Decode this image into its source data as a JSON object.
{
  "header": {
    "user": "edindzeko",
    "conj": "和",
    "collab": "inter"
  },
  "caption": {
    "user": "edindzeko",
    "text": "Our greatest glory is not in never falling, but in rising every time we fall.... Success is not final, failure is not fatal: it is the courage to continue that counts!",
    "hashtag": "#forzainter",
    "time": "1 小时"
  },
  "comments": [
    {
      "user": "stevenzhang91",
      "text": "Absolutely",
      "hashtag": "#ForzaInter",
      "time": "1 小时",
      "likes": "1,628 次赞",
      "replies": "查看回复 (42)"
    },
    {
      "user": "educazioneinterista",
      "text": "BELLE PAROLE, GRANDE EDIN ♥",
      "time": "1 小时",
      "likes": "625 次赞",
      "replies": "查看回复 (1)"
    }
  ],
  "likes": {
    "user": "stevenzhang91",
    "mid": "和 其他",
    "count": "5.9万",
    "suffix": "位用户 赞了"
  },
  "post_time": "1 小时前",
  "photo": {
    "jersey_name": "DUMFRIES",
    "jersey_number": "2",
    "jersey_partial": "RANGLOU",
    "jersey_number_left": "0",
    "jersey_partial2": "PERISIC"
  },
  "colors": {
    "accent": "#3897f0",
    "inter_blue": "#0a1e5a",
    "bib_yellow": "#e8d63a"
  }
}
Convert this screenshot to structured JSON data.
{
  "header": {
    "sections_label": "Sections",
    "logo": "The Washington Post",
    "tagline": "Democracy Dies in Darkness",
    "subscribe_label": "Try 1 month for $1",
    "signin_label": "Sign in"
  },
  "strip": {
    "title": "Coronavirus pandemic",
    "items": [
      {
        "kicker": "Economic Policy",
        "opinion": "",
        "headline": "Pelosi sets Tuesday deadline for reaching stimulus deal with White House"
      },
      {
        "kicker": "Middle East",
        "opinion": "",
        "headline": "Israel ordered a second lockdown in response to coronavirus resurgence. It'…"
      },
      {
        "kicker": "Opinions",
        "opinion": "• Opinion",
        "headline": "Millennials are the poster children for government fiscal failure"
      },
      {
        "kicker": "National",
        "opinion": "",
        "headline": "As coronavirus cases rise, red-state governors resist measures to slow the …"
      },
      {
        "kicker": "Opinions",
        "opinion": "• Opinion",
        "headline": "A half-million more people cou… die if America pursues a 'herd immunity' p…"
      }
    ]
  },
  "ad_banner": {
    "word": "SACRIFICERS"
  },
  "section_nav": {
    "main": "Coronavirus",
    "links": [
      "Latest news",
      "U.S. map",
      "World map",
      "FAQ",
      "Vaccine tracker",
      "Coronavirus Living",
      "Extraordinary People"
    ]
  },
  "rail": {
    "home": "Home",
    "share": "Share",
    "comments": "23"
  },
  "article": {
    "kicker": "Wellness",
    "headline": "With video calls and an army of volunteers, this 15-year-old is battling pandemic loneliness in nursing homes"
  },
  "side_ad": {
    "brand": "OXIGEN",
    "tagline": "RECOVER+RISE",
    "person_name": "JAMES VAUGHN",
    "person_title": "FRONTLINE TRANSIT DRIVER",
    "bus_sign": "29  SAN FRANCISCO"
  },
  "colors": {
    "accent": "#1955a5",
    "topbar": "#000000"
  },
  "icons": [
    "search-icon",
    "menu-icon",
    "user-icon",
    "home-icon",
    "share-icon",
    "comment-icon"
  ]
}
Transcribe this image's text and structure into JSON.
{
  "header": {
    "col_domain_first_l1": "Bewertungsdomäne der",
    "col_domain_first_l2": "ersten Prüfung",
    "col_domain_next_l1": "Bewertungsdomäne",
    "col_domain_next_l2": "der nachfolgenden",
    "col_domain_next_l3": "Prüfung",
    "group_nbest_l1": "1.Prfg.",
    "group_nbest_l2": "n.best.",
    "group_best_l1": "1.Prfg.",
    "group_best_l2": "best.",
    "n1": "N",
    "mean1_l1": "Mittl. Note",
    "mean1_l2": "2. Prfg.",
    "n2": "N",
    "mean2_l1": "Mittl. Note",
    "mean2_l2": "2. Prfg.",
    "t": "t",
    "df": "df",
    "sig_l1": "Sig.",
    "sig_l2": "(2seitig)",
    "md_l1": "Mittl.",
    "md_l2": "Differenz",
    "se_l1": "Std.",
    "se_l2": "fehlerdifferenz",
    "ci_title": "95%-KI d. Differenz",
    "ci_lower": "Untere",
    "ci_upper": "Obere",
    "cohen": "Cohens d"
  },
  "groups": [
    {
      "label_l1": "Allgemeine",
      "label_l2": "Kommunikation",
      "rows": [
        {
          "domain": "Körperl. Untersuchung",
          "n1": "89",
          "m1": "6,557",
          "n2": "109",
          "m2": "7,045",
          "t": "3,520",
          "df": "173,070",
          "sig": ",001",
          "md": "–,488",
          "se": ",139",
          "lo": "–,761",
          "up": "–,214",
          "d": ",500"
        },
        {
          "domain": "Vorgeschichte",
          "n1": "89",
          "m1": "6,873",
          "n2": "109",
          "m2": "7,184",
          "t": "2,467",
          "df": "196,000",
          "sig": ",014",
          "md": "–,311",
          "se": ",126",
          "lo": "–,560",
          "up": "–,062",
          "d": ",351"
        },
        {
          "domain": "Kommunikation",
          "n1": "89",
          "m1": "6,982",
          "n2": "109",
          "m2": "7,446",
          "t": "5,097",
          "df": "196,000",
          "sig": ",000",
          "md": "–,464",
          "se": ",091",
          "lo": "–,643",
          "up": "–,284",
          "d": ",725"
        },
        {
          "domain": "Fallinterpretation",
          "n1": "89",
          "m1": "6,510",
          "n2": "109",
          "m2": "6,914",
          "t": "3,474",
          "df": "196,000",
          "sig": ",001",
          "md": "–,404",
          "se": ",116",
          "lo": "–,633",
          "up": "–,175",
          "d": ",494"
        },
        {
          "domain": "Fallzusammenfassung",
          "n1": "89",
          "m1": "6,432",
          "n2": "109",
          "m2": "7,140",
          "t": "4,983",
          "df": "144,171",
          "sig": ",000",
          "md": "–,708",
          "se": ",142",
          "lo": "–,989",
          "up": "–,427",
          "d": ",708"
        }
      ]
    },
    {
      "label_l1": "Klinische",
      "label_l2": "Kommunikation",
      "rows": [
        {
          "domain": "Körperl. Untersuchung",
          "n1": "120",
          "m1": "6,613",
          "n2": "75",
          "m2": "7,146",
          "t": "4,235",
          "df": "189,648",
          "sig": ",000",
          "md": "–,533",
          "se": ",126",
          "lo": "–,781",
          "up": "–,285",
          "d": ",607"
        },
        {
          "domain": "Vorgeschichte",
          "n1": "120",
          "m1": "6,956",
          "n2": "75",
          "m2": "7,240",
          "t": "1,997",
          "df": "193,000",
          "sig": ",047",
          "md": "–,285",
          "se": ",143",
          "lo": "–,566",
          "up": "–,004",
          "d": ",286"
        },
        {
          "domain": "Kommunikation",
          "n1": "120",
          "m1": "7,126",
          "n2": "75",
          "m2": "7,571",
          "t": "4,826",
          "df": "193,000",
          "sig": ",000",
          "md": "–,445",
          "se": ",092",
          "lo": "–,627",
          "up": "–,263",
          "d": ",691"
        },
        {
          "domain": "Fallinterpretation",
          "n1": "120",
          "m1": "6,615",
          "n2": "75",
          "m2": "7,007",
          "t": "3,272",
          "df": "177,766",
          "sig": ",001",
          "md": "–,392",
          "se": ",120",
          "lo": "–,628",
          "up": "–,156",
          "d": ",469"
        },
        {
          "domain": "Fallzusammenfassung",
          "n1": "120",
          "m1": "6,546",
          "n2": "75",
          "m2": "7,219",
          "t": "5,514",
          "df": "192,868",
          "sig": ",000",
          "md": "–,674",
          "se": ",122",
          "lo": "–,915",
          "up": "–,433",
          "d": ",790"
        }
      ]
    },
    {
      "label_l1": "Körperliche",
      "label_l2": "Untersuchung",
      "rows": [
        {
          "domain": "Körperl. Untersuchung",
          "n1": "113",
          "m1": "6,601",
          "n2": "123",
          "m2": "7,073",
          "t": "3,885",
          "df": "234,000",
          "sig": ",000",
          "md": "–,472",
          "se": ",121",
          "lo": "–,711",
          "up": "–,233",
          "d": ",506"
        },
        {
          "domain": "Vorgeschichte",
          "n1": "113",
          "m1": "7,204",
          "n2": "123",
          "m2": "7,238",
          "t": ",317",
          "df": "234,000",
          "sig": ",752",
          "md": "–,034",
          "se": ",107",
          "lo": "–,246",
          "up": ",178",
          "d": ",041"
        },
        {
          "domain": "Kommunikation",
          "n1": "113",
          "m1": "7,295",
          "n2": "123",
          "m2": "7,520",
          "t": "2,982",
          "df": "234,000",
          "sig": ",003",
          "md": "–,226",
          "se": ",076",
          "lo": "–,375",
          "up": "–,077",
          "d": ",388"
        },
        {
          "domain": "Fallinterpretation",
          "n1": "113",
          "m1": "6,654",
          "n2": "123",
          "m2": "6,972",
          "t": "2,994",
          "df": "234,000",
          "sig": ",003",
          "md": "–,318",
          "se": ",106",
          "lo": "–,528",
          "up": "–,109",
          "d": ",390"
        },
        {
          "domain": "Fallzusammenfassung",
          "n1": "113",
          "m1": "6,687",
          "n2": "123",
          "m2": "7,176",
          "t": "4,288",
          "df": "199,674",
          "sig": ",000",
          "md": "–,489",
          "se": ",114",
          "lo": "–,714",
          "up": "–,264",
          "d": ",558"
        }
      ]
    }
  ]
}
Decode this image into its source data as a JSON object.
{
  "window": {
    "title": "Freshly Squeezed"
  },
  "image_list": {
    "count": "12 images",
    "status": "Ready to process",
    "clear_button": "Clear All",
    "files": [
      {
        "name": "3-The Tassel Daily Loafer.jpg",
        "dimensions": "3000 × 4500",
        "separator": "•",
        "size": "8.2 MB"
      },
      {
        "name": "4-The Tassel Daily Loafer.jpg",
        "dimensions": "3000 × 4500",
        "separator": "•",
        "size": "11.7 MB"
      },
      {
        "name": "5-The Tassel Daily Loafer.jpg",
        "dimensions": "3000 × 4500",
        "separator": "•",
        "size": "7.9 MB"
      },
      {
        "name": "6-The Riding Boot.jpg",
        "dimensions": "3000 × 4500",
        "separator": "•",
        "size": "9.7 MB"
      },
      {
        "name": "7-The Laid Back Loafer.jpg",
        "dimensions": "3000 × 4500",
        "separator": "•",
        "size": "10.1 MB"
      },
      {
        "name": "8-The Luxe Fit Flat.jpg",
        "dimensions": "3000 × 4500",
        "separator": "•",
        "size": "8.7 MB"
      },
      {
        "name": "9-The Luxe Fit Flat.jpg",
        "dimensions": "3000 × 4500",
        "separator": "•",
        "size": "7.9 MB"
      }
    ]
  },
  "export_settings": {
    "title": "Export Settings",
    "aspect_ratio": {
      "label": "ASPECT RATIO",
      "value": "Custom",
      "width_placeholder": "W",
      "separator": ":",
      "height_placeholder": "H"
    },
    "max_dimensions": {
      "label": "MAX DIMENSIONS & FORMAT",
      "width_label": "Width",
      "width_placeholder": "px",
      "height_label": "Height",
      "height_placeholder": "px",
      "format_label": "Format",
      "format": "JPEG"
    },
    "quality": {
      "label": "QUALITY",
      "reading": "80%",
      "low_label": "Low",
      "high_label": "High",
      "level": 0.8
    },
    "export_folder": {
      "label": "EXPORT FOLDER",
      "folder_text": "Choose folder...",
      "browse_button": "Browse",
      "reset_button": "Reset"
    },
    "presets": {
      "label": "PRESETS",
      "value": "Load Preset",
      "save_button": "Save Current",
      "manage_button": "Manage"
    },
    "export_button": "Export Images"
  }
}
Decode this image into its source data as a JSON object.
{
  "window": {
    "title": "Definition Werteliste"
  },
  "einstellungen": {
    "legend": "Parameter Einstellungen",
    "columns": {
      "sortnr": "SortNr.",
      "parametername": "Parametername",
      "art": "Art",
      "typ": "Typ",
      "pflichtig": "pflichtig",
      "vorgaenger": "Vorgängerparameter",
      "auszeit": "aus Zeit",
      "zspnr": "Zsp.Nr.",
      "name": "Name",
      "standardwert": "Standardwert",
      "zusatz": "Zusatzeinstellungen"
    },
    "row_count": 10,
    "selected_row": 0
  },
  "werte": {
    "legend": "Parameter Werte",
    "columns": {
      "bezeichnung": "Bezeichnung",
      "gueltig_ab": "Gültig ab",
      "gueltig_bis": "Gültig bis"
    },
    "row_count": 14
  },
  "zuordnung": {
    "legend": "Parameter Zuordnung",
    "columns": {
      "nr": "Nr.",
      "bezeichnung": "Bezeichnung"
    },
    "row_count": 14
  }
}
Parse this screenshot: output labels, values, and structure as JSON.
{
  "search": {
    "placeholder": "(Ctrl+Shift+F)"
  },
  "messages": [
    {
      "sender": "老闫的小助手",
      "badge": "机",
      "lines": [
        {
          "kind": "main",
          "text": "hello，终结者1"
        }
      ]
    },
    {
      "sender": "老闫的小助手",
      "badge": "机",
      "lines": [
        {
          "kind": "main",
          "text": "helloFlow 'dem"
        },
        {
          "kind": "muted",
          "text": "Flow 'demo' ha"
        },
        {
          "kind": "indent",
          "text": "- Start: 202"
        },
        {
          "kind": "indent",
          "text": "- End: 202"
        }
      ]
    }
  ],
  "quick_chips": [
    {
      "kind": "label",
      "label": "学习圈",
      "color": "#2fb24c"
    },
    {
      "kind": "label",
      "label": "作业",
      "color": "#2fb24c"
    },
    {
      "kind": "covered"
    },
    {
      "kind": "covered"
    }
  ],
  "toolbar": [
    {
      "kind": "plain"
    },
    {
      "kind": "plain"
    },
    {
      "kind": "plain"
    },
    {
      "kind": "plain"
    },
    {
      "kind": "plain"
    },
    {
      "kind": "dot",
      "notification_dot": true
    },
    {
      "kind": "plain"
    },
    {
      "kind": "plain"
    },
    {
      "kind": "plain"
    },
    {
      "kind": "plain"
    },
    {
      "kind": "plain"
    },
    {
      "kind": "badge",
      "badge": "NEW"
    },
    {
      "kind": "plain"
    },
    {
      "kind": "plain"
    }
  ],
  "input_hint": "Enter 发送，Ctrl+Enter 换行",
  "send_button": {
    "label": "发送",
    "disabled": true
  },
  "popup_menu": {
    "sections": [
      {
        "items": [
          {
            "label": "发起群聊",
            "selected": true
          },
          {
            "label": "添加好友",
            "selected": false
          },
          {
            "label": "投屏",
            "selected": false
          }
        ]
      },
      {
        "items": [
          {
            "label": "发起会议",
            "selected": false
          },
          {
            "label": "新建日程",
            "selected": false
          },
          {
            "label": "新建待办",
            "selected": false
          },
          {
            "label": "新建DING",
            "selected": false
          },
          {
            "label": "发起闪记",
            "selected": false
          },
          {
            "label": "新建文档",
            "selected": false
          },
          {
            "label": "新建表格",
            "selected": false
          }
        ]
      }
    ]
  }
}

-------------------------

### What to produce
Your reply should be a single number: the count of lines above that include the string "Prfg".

### Result of the exercise
4